where it’s kind of a pure cut of the donut exists you can see the same style and the same movement in the camera and using the the silence of the film but from from my understanding or from my kind of research I felt that Mustapha was doing this like making the silence and this one is 20 minutes you have 16 minute awaited silence of the zionist aggression and somehow he doesn’t want he want to silence the propaganda of the institution using an artistic form saying that i it’s better that you look at the image without hearing a sound which was also a discussion of that time best for for for me I think it’s also that he doesn’t want to hear the political leadership speaking he want to silence them in their own funded movies

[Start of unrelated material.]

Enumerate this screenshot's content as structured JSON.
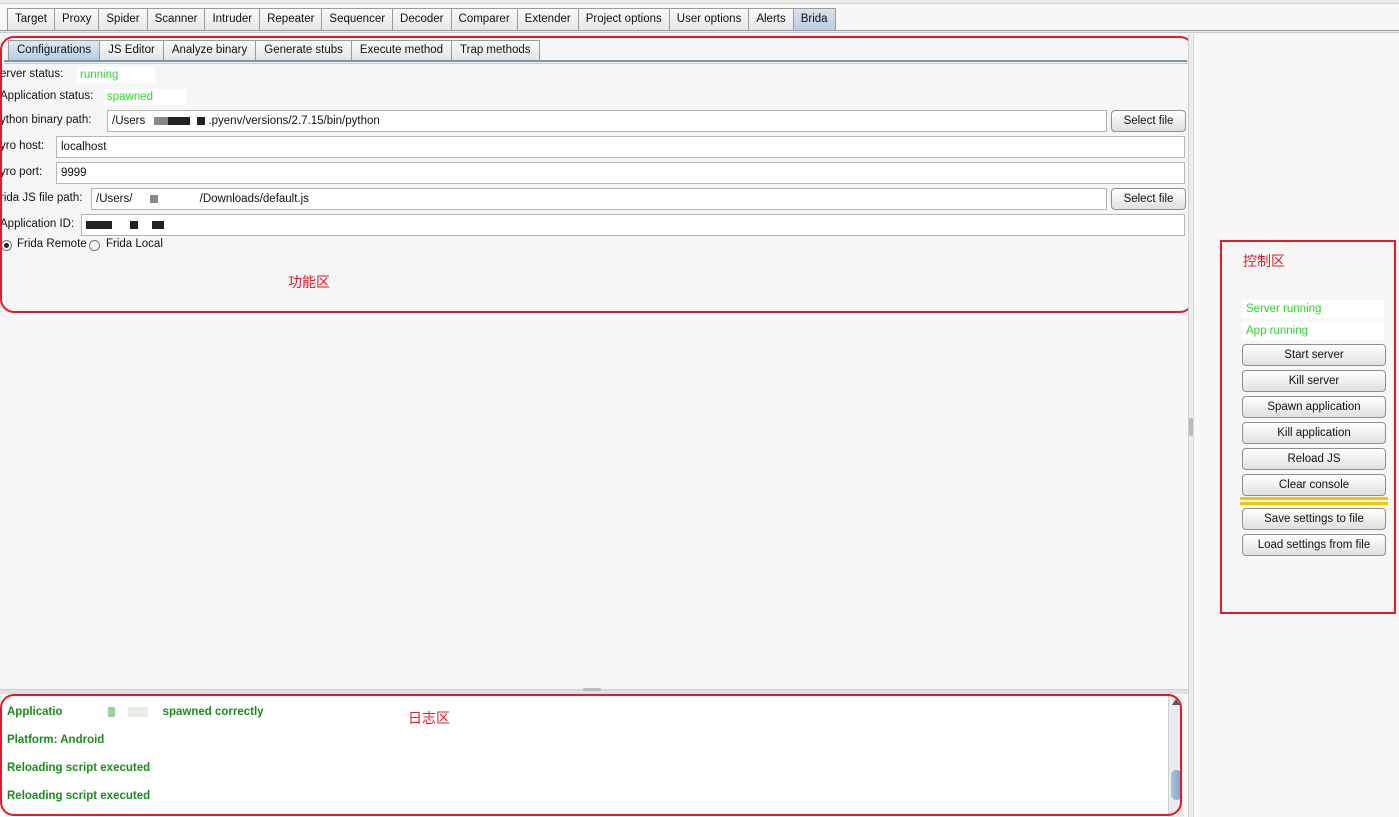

comparing that to the Palestinian films today which Christina films were today after all specially they are starting the starting point is a checkpoint and the closing point of the checkpoint so this is more up for me it’s more like seeing a future and at least I hope all the time but if I want just to go very fast to see where the last minute of course that the one that everybody is like saying it’s lost again we see here the same thing the beginning opening nice people nice life is very quiet music it’s reflect the kind of a relaxing and intimacy then we have the attack of course it’s better in terms of form a structure they do not exist because he using like different types of music as well and there is a drama element in it where little girl is trying to is sending a gift for a militant fighter to show the community support but let’s see maybe the last minute Muhammad is a karate either this is the thing like when I’ve been working in this one like in especially in European film markets so are you going to talk about the propaganda propaganda as much as the representation of how can you tell you you story using what is available in front of you and facing the obstacles in both and that we are subtly speaking about ourselves and we are we don’t have equipment to do that so which create a very interesting format now all this this fight I mean this this thing with these films and the work that most of Hany soon after were been doing of course it was almost ended with Henny being killed and in the civil war events in 1970 76 and honey as well was part involved in making this fifty thirty thousand meters of negatives and that’s where we come back to the beginning of this talk about what did

make what was their experience to go and do such developing these movies of course with the end in 82 this whole thing was the disappeared and it was very hard to take out the negatives from Beirut that at least the original format of this films but luckily I mean they were and somehow knowing that they were doing something for the future and they were making 6070 copies of each film and sending them all around the world like for student unions in Chicago or and like worker unions and in France and fighters in Mozambique so we can now find somehow find many of these copies and teller tells us a lot about the international connections with this film now I think I’m gonna end here and I prefer to go for discussion I didn’t go into the international connections with like different film groups that are working with them and to see how this images were transferring in several films it’s but the only thing that changes artists is the sound so the like international filmmakers like Buddha or Santiago alvarius or other people would come Van Kirk and they would be coming and taking negatives and rushes from the pfu copies of that and then adding them to their films with a different soundtrack so it’s kind of it’s built on archive there is an archival process that is happening all the time and in the film I’m doing a frame I’m also trying to take this technique and add another sound layer to them thanks a lot and